Recommendations—including better teaching methods and broadening the participation of underrepresented groups—prescribe specific strategies for maintaining US global pre-eminence, many of which rely heavily upon the combined scientific acumen, cultural competence, pedagogical prowess, professional development, and overall well-being of STEM faculty.  Yet, few reports or recommendations offer specific details on providing the kind of holistic approach to professional development that support STEM faculty.  In keeping with its mission to empower STEM faculty to graduate more students who are competitively trained and liberally educated in the STEM fields, PKAL focuses on providing a national platform for the discussion of radically different and comprehensive approaches to achieving STEM higher education reform within the context of STEM faculty professional development.

To that end, the Annual Meeting will feature the following two PKAL sessions that will explore a range of issues pertinent to STEM faculty.


FRIDAY, January 24, 8:45-10:00 a.m.

Changing the Culture of STEM Higher Education: Theory and Evidence

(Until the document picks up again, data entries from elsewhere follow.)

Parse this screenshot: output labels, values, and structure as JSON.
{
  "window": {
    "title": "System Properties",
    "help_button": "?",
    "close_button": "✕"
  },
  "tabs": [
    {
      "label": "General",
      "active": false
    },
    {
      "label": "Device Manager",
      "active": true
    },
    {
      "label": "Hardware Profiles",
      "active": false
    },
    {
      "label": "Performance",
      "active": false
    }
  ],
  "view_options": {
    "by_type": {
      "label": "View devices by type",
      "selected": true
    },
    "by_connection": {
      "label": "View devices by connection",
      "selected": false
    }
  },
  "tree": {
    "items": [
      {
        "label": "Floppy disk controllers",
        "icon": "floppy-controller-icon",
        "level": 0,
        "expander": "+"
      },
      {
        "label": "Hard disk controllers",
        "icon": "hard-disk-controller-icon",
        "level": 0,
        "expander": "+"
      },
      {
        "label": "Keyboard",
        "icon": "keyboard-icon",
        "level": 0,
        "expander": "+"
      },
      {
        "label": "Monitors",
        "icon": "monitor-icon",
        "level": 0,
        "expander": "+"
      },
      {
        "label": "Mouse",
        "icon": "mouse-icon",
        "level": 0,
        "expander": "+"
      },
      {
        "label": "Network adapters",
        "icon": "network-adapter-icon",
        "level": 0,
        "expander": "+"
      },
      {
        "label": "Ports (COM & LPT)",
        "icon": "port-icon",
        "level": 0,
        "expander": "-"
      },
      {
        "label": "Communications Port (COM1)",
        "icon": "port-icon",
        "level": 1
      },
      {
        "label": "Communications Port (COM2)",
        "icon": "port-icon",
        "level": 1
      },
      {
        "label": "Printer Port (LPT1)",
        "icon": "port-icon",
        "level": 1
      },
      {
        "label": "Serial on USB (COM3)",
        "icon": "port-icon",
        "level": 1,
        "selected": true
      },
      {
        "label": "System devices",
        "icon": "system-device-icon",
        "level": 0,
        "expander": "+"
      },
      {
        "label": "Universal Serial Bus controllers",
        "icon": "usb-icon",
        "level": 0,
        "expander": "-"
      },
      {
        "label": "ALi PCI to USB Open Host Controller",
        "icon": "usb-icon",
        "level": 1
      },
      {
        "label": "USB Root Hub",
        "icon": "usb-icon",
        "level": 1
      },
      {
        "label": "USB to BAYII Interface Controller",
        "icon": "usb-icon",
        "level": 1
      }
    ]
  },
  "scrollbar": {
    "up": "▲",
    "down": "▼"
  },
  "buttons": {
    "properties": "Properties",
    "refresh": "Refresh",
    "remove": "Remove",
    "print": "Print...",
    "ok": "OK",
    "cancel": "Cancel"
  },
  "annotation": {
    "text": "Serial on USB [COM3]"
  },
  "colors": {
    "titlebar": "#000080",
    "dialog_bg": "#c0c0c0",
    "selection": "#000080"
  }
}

The need to provide opportunities for students to participate in research, collaborative assignments, and other innovative engagement practices is increasingly evident and urgent. This is particularly true for students from all underrepresented groups.  Oftentimes, however, the culture of STEM departments is not conducive to implementation of modern pedagogies. The lack of time, access to resources, absence of viable reward structures, and lack of diverse faculty who are able to serve as role models for diverse undergraduate STEM populations all contribute to hindrances in STEM higher education reform. This session will explore the underlying organizational change and social science theories that best explain institutional and/or departmental barriers to implementation of better STEM pedagogies, which disproportionately impact STEM faculty and particularly those from underrepresented groups. Emphasis will be placed on analysis of national data and trends as part of an evidence-based approach to institutional transformation, the inclusion of narratives and other qualitative data in driving institutional change, and the importance of promoting STEM faculty agency in overcoming barriers to both institutional and departmental change.

Moderator:  Gertrude Fraser, Vice Provost for Faculty Recruitment and Retention, University of Virginia

Panelists:  Claudia Rankins, Senior Program Officer, National Science Foundation;  Cynthia Winston, Associate Professor of Psychology, Howard University;  Kerry Ann O’Meara, Associate Professor of Higher Education, University of Maryland


FRIDAY, January 24, 10:30-11:45 a.m.

Changing the Culture of STEM Higher Education: Practice

Institutions of higher education and US federal agencies have both made considerable efforts to address the systemic institutional barriers that not only undermine STEM faculty workplace satisfaction, but also negatively impact STEM student learning and persistence in STEM majors. Despite such efforts, there still remains a need for providing accurate and precise mechanisms by which all institutions of higher education can achieve optimal conditions for both faculty professional development and implementation of modern STEM pedagogies. This session will focus on providing attendees with explicit strategies for recruiting, retaining, and advancing STEM faculty, particularly those from underrepresented groups. Emphasis will be placed on implementing evidence-based recruitment strategies for diversifying STEM faculty, the utilization of STEM faculty professional network analysis for promoting career advancement, and institutionalization of STEM faculty professional development. Attendees will discuss and be invited to share real life institutional challenges with expert feedback from a panel of institutional change scholars and practitioners.

Moderator: Patrice McDermott, Vice Provost for Faculty Affairs, University of Maryland Baltimore County

Panelists:  Nancy Steffen-Fluhr, Associate Professor of English and Director of the Murray Center for Women in Technology, New Jersey Institute of Technology; William Lacourse, Dean , College of Natural and Mathematical Sciences, University of Maryland Baltimore County; Loretta Moore, Interim Vice President for Research and Federal Relations and Professor of Computer Science, Jackson State University
ADVANCE Program at NJIT (website)


FRIDAY, January 24, 5:30-7:00 p.m.

Project Kaleidoscope and Diverse: Issues in Higher Education

Project Kaleidoscope and Diverse: Issues in Higher Education invite friends and colleagues to our jointly hosted reception. We welcome all who are interested in creating more diverse campuses and empowering STEM faculty, including those from underrepresented groups, to advance "what works" in twenty-first-century STEM education.


For more information about PKAL, please visit the PKAL website.